While both cameras feature 3.0-inch articulating TFT LCDs, the successor offers a slightly higher resolution display at 1.23 million dots compared to 921K dots along with refined articulation.

Both cameras do, however, have identical electronic viewfinders with resolutions of 2.36 million dots and 100% coverage of the imaging area.

Image Quality

Both cameras have identical 24.3-megapixel Exmor CMOS sensors. With that, you can expect equivalent imaging performance, dynamic range, and color rendition. Both cameras also lend themselves well for large format printing and post-production cropping.


Video Quality

The successor does, however, provide improved video capabilities.
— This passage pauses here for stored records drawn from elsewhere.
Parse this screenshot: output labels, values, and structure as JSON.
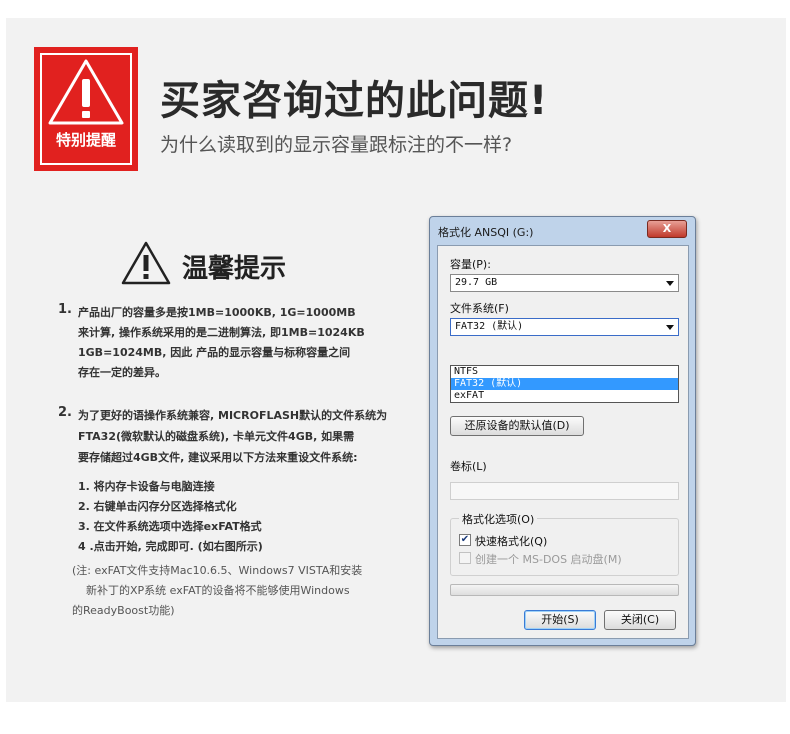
{
  "header": {
    "badge_text": "特别提醒",
    "title": "买家咨询过的此问题!",
    "subtitle": "为什么读取到的显示容量跟标注的不一样?"
  },
  "tips": {
    "title": "温馨提示",
    "item1": {
      "num": "1.",
      "lines": [
        "产品出厂的容量多是按1MB=1000KB, 1G=1000MB",
        "来计算, 操作系统采用的是二进制算法, 即1MB=1024KB",
        "1GB=1024MB, 因此 产品的显示容量与标称容量之间",
        "存在一定的差异。"
      ]
    },
    "item2": {
      "num": "2.",
      "lines": [
        "为了更好的语操作系统兼容, MICROFLASH默认的文件系统为",
        "FTA32(微软默认的磁盘系统),   卡单元文件4GB, 如果需",
        "要存储超过4GB文件, 建议采用以下方法来重设文件系统:"
      ]
    },
    "steps": [
      "1. 将内存卡设备与电脑连接",
      "2. 右键单击闪存分区选择格式化",
      "3. 在文件系统选项中选择exFAT格式",
      "4 .点击开始, 完成即可. (如右图所示)"
    ],
    "notes": [
      "(注: exFAT文件支持Mac10.6.5、Windows7 VISTA和安装",
      "新补丁的XP系统 exFAT的设备将不能够使用Windows",
      "的ReadyBoost功能)"
    ]
  },
  "dialog": {
    "title": "格式化 ANSQI (G:)",
    "close_label": "X",
    "capacity_label": "容量(P):",
    "capacity_value": "29.7 GB",
    "fs_label": "文件系统(F)",
    "fs_value": "FAT32 (默认)",
    "fs_options": [
      "NTFS",
      "FAT32 (默认)",
      "exFAT"
    ],
    "fs_selected_index": 1,
    "restore_button": "还原设备的默认值(D)",
    "volume_label": "卷标(L)",
    "volume_value": "",
    "options_legend": "格式化选项(O)",
    "quick_format_label": "快速格式化(Q)",
    "quick_format_checked": true,
    "msdos_label": "创建一个 MS-DOS 启动盘(M)",
    "msdos_checked": false,
    "progress": 0,
    "start_button": "开始(S)",
    "close_button": "关闭(C)"
  },
  "colors": {
    "badge_red": "#e1211f",
    "panel_bg": "#f2f2f2",
    "dialog_frame": "#bfd3ea",
    "selection_blue": "#3399ff"
  }
}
It now shoots 1080p at 60 frames per second in the more advanced AVCHD 2.0 and XAVC S formats. Previously, the predecessor could only shoot 1080p at the slightly dated AVCHD 1.0 format. The successor also delivers an almost 2x improvement in the bit rate as well, now 50 MBps compared to 28 MBps. Overall, the footage it offers is much improved, though subtle.

Both cameras do, however, have 29 minute and 59-second recording limits — the industry standard.


Both cameras have identical 117 point hybrid phase-detection AF systems, at least in terms of total point coverage. However, Sony has refined the technology in the new camera to provide a 30% increase in overall performance and a 50% increase, specifically in tracking. Though these specific figures Sony claims are hard to quantify during use, the difference is undoubtedly noticeable between both cameras. AF speed, consistency, and accuracy overall are greatly improved.

Battery Life

Both cameras use identical batteries, the NP-FW50 series, and their battery performance is mostly similar. Both cameras deliver approximately 350 shots per charge.

User Interface & Menus

The user interface is in menus are identical between both cameras.


Extra Features

The biggest separator, bar none, however, comes in the form of in-camera stabilization. The addition of image stabilization in the Mark II made for a first in a Sony E-mount camera and is its standout feature. The system itself provides up to 4.5 stops of stabilization. And, depending on your specific needs, can ultimately be the deal-breaker between both cameras.

  • Both cameras have identical continuous shooting speeds of 5 frames per second.
  • Both cameras are weather sealed.
  • Both cameras have Wi-Fi and NFC connectivity for pairing with a smartphone device for image transfer or remote shooting.
  • Both cameras have a microphone and headphone input.
  • Both cameras support USB charging.

Missing Features

Neither camera supports 4K UHD recording.

So which is best?

Well, in the end, the Sony A7 Mark II. But ultimately, the main reasons to purchase the new body are you want the following: image stabilization, better build quality, ergonomics, improved AF performance, or additional customization. If these features are not relevant to you, the Mark I is the better camera, considering the core functionality between both cameras is virtually identical.

The Mark II represented a foreshadowing of what was to become the newly released A7 Mark III ultimately. It’s far more of an incremental update rather than a revolutionary step in the a7 series lineup of cameras. But overall, it still makes the better choice considering these changes do make a difference in day to day shooting.